Center for Strategic Communication

The comments people have left regarding my post yesterday are fascinating and worth checking out. Many are open to women attending Ranger School and other infantry training in theory but have absolutely no faith whatsoever that the U.S. Army will not water down physical standards. This is my greatest concern as well, mainly because, as I argued in the original post, the U.S. Army always screws this up.

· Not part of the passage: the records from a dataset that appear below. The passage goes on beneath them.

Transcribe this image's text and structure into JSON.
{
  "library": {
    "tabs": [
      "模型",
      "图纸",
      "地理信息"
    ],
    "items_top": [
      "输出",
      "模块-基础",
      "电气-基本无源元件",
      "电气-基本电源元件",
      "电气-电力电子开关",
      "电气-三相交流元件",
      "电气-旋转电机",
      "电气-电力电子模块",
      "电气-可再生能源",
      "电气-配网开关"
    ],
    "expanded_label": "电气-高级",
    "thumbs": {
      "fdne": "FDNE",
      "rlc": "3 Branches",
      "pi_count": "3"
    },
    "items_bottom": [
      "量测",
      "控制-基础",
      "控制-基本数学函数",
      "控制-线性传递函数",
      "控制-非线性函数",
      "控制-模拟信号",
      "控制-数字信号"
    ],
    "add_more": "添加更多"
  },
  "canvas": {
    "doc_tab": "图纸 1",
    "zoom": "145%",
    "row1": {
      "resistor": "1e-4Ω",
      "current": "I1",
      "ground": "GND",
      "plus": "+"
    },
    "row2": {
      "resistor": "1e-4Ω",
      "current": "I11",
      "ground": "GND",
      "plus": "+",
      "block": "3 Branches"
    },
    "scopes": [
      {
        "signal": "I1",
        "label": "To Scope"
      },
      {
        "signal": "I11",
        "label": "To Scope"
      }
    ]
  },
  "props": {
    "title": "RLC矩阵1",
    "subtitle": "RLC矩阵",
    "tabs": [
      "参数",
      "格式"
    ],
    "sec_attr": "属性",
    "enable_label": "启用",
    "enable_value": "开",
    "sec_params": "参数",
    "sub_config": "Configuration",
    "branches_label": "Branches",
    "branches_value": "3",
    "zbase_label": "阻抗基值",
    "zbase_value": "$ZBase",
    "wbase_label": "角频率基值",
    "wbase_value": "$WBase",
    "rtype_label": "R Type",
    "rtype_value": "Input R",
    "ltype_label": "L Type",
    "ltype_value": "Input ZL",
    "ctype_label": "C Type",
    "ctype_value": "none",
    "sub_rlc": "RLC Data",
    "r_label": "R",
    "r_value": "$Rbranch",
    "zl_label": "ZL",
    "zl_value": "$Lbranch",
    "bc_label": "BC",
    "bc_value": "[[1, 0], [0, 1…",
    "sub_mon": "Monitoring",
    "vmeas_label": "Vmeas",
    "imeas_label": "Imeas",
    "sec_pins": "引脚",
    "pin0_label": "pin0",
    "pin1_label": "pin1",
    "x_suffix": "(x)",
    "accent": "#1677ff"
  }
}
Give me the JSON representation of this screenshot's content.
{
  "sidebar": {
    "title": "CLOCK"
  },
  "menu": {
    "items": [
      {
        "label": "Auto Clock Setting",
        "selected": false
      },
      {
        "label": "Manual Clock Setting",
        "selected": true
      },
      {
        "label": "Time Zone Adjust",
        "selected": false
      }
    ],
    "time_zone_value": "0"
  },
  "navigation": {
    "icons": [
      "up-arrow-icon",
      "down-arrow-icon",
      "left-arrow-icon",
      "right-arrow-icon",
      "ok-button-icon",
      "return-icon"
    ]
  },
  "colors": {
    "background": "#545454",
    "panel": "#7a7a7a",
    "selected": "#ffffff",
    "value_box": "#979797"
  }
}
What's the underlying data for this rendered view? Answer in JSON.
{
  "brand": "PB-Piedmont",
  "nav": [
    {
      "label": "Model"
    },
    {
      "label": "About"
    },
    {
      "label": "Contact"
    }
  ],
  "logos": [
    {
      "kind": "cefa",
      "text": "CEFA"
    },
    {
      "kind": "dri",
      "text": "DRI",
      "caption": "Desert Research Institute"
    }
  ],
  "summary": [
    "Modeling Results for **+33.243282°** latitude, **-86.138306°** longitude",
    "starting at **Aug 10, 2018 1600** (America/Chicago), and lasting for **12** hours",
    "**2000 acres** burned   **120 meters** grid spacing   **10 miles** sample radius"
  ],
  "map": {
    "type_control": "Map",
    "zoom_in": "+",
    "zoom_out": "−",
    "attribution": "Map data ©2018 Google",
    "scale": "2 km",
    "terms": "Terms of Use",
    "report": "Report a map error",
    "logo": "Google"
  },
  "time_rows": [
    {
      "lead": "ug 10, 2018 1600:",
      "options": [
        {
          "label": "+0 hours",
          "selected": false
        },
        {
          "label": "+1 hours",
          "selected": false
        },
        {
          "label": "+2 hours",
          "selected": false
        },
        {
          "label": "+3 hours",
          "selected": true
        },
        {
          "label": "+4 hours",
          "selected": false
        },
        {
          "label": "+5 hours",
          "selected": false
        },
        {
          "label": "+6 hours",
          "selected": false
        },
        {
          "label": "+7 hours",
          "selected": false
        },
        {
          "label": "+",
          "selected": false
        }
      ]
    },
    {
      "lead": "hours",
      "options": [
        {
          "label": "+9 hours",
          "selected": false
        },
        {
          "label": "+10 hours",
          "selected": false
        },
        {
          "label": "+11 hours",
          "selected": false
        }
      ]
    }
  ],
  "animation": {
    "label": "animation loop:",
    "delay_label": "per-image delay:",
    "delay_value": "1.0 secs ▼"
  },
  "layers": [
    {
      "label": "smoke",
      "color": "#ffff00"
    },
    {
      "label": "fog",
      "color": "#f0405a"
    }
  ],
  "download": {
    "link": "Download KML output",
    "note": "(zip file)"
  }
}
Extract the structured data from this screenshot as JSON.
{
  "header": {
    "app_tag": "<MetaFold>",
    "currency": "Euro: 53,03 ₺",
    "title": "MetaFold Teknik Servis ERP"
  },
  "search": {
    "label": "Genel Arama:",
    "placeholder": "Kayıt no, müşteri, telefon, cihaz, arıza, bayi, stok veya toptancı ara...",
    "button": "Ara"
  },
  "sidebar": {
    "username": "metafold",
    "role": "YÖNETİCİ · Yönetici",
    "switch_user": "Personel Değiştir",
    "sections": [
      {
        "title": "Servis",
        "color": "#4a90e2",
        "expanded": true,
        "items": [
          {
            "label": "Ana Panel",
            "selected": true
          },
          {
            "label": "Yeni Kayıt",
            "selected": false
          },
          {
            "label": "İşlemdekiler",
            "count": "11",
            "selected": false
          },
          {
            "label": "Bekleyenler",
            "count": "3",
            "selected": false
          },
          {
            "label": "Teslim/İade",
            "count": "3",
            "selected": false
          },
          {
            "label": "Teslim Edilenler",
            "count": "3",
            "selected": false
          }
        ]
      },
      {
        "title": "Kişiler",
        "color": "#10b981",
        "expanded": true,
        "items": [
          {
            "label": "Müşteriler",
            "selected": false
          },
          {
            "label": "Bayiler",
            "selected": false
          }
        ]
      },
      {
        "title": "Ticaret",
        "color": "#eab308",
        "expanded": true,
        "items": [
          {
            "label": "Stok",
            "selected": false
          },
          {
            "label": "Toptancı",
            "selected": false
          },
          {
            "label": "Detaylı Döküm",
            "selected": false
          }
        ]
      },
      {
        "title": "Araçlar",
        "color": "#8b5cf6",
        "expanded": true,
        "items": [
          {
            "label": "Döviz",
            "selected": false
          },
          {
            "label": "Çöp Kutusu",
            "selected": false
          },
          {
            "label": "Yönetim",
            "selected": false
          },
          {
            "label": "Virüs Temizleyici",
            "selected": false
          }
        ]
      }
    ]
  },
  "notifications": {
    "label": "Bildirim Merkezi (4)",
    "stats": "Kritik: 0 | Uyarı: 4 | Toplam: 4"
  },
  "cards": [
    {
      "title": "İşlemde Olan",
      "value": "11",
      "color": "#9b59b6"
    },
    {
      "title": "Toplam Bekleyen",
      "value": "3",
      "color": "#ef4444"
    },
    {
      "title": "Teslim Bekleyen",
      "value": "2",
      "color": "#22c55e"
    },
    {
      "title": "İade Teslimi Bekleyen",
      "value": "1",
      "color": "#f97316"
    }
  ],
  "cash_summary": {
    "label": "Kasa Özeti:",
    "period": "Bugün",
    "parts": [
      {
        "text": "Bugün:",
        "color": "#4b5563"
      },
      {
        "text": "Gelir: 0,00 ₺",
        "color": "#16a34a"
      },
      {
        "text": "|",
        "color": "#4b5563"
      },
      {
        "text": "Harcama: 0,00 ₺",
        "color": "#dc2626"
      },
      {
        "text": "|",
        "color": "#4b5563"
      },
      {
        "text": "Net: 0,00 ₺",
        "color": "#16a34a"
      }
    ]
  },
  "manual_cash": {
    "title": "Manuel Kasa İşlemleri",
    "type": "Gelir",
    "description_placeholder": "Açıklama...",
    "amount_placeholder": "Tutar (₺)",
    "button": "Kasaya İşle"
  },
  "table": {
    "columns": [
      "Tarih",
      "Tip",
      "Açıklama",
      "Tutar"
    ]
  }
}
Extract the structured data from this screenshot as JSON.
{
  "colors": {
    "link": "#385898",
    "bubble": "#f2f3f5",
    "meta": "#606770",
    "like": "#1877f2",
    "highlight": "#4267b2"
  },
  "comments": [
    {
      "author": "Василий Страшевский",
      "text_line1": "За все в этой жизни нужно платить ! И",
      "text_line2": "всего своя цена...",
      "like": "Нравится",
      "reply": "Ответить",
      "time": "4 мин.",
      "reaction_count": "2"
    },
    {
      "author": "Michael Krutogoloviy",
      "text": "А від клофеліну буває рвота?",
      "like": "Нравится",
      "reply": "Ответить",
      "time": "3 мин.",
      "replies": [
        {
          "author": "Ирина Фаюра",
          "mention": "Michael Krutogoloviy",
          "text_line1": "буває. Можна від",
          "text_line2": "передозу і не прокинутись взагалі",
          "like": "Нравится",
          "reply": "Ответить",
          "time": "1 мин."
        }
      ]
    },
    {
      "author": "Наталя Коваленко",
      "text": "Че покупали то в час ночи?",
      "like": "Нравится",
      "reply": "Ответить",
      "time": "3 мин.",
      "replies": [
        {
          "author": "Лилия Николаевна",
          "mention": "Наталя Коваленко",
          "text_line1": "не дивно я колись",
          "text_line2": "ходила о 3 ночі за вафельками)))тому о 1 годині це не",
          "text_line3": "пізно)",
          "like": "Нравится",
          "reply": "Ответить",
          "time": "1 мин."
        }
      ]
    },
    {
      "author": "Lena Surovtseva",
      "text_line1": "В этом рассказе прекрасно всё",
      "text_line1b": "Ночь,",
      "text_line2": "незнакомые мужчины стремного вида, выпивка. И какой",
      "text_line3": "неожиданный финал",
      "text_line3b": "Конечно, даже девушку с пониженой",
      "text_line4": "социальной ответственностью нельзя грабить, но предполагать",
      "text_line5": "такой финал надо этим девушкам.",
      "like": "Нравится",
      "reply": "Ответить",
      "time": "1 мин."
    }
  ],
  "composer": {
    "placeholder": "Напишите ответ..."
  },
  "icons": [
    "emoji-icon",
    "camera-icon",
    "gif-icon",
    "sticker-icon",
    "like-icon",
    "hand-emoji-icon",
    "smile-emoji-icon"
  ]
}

I believe holding men and women in the military to different physical standards — and holding people in different age groups to different physical standards — is wrong. In war (and elsewhere in life), you can either do the job or you cannot. If you want to have different physical requirements for different military occupational specialties, fine. The physical demands placed on an Airborne Ranger are different than those placed on a truck driver or dental hygienist, and I don’t expect the latter to be able to do all the things the former can do.

The physical standards for Ranger School are, regardless of anyone’s age, the ones that apply to the male 17-21 year-old age group — which are the hardest standards. Those should then be the standards for women who attend the course, right? Again, in theory, this makes sense. But the U.S. Army always always always ends up watering down the physical standards when it looks like too few women might qualify. 

As I wrote yesterday, I think this cheats the women out there who can compete with their male peers on a level playing field. And it cheats all women because it, again, teaches everyone in the military that women are the weaker sex and need a graded scale in order to serve their country.

This is ridiculous. Sex and gender equality does not mean lowering the standards to allow more women to serve. Sex and gender equality means caring far less about the sex of someone and more about what that person can or cannot do physically. If we end up having fewer women in the service as a result, that’s okay because everyone will know those women advanced on merit and did not need anyone to place their thumb on the scale when it came time to asess their physical capabilities. 

It’s just sad that so few believe the U.S. Army has the integrity to do this.